Title: Belladonna of Sadness / Kanashimi no Belladonna
Length: 1 x 86 minute movie
Genre: Drama, hentai, horror, musical
Year of release: 1973
I’m not entirely sure what was happening at the end of the 1960s, but Osamu Tezuka, dubbed ‘the father of manga’, decided to direct the Animerama trilogy; a trio of pornographic anime flicks based on classic literature. This began with a comically lusty reimagining of One Thousand and One Nights, and was followed up by a raunchy story of Cleopatra. For their final work, the crew decided to move to the middle ages, Europe, to depict a story of witchcraft. Tezuka, however, sat out of this one, hanging up both the writing and directing hat. The rest of Mushi Productions put their all into Belladonna of Sadness, working on it for 6 years, and hoping its international appeal would save them from bankruptcy. While it did not, this movie is one of the most interesting additions to any movie-goers archives, because it was truly… something. And it’s something that will never be made again.
Perhaps the most bizarre thing about the movie is the musicality. Yes, it’s a musical. To say there’s singing and dancing would be a fallacy, because the animation, which is mostly pans across stills inspired by classic western art, does not allow such fluidity. Jeanne and Jean sing their opening song, a cheesy, pulpy song about their upcoming marriage, and it’s the last time the film even attempts to evoke such an easy emotion. It quickly becomes a horror.
To be granted permission to marry, Jean must pay a hefty tax. In his inability to pay it, the lord instead demands Jeanne’s body, and allows his men to brutally rape her. There’s a hentai tag on this movie, but this is not where that tag is earned; this scene fuels nightmares, using evil metaphors to delve into Jeanne’s psychotic breakdown. I cannot erase the image of her naked body being split in two down the middle, as unsettling, fast cuts show us the vultures picking away at her body.
Beaten and bruised, Jeanne returns to Jean, who can no longer look at her. This movie has already gone to depths that few horror films can, and then it digs deeper, taking her only external salvation away. The only respite Jeanne can have is in her body, as she breaks the forbidden taboo and masturbates, thus accepting the devil into her life. From here on, Jeanne has a newfound sense of personal agency. Chin-up, she refuses to let the world keep her down.
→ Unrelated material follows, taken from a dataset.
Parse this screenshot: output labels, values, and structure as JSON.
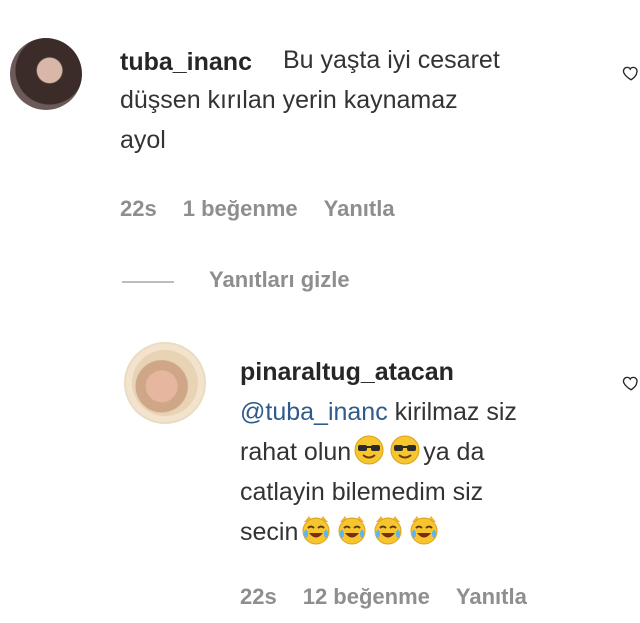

She takes command of her partner’s finances and begins to buy-and-sell until he is a lord. As Jean is drafted to war, she takes over the estate, and becomes an oddly empowered woman in a time where such a thing is disallowed, and she only becomes more economically powerful. But does she ever find happiness?
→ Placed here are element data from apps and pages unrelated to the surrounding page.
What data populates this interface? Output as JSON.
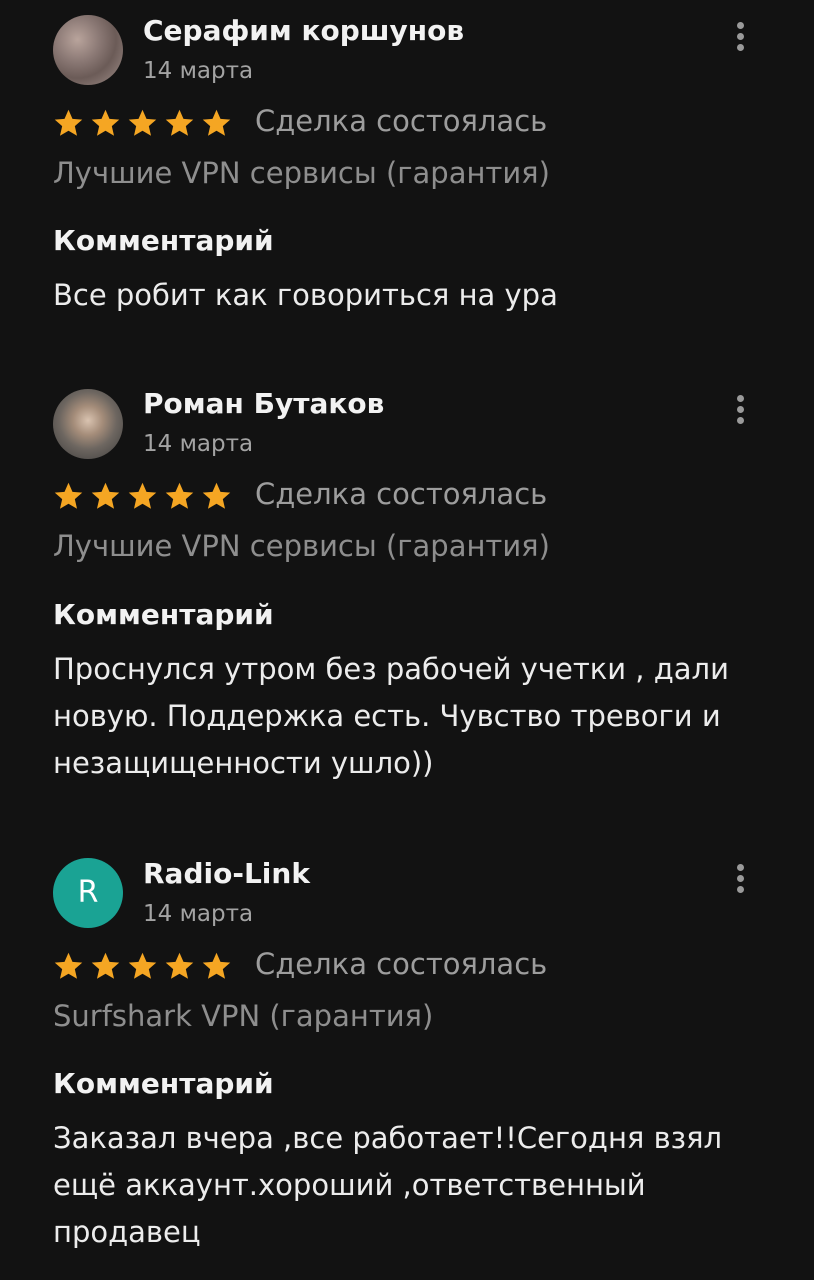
{
  "colors": {
    "background": "#121212",
    "star": "#f5a623",
    "avatar_letter_bg": "#1aa394"
  },
  "reviews": [
    {
      "author": "Серафим коршунов",
      "date": "14 марта",
      "avatar": "pattern-image",
      "rating": 5,
      "status": "Сделка состоялась",
      "product": "Лучшие VPN сервисы (гарантия)",
      "comment_label": "Комментарий",
      "comment": "Все робит как говориться на ура"
    },
    {
      "author": "Роман Бутаков",
      "date": "14 марта",
      "avatar": "photo",
      "rating": 5,
      "status": "Сделка состоялась",
      "product": "Лучшие VPN сервисы (гарантия)",
      "comment_label": "Комментарий",
      "comment": "Проснулся утром без рабочей учетки , дали новую. Поддержка есть. Чувство тревоги и незащищенности ушло))"
    },
    {
      "author": "Radio-Link",
      "date": "14 марта",
      "avatar": "letter",
      "avatar_letter": "R",
      "rating": 5,
      "status": "Сделка состоялась",
      "product": "Surfshark VPN (гарантия)",
      "comment_label": "Комментарий",
      "comment": "Заказал вчера ,все работает!!Сегодня взял ещё аккаунт.хороший ,ответственный продавец"
    }
  ],
  "icons": {
    "star": "star-icon",
    "more": "more-vertical-icon"
  }
}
Belladonna of Sadness chisels away at a feministically empowering message. The ‘devil’ that Jeanne accepts into herself is her own sexuality, and once taken control of, she goes on to free others. Her estate, rife with sexually liberated peasants, becomes immune to the plague, and she is soon seen as a witch. Her evil, then, is not so evil, and even as she is eventually chased out of her power, the movie asks you to see her in a sympathetic light. She was once raped, but now she is strong, and can face death knowing that she was right to find pleasure in pleasuring herself. But… does she find happiness?
It’s a difficult message to accept, but a powerful one. It’s also bizarrely placed, as the imagery, while beautiful, does not refrain from basal titillation. Jeanne’s tits are regularly on full display, and the middle sequence, a symbolic reimagining of her estate’s orgy, begins to give the movie a tone it can’t quite handle. Even as the epilogue shows us ‘the power of women’ in future wars, it’s hard to stomach. The message did not ‘come out of nowhere’, but it did get lost amongst the atrocities, and never giving Jeanne a chance at happiness, instead focusing in on the perversions that her broken state allows. Belladonna of Sadness is a movie that has its cake – and eats it, too.
Attempt at commentary aside, Belladonna of Sadness earns a firm recommendation to any fan of symbolic imagery. The animation is admittedly a glorified slideshow, but the art itself is unlike anything you have seen from Japanese anime. Jeanne’s psychosis at the beginning of the movie is emotionally devastating on the back of her pained, vacant expressions, and unforgettable, truly distressing metaphors. The narrative is undercut by its own desires, and the message is unconvincing, but this little piece of history is worth experiencing at least once.